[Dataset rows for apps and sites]
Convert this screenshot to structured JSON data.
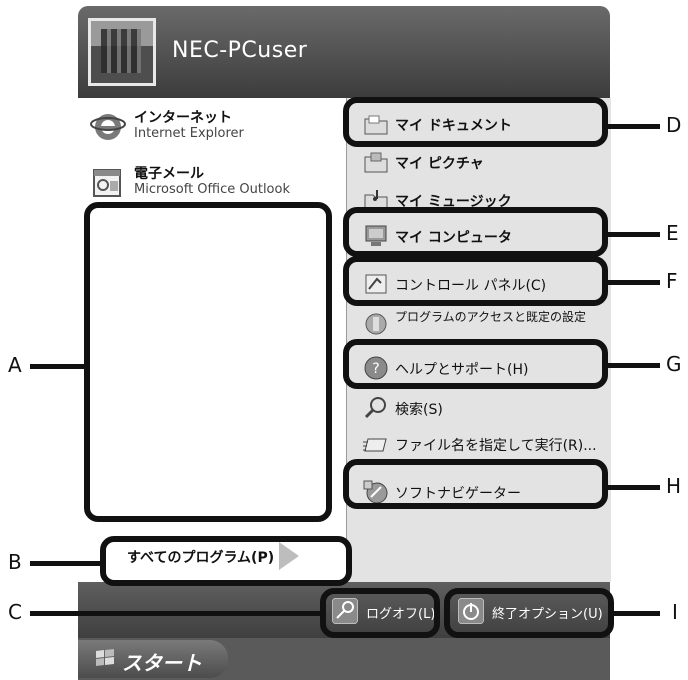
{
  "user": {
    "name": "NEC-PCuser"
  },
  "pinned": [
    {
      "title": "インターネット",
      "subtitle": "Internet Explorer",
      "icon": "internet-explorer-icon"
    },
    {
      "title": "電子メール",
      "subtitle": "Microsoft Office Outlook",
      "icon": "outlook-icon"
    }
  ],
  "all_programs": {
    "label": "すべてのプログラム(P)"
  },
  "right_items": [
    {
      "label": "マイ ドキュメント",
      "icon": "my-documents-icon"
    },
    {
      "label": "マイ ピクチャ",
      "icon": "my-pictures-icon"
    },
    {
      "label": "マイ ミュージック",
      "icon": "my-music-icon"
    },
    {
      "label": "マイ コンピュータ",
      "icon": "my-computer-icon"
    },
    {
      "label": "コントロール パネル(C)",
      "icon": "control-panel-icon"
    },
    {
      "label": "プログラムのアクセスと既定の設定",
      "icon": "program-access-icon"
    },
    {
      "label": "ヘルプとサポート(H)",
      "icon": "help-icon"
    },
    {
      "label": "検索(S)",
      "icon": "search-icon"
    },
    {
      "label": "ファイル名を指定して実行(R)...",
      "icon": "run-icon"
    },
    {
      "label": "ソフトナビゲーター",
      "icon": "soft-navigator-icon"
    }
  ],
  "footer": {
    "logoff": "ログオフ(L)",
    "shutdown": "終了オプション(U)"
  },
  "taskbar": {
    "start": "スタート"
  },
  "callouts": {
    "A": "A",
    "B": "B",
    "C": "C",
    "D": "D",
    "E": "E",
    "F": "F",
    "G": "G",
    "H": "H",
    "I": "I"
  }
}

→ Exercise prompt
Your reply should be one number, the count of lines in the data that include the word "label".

→ Solution
11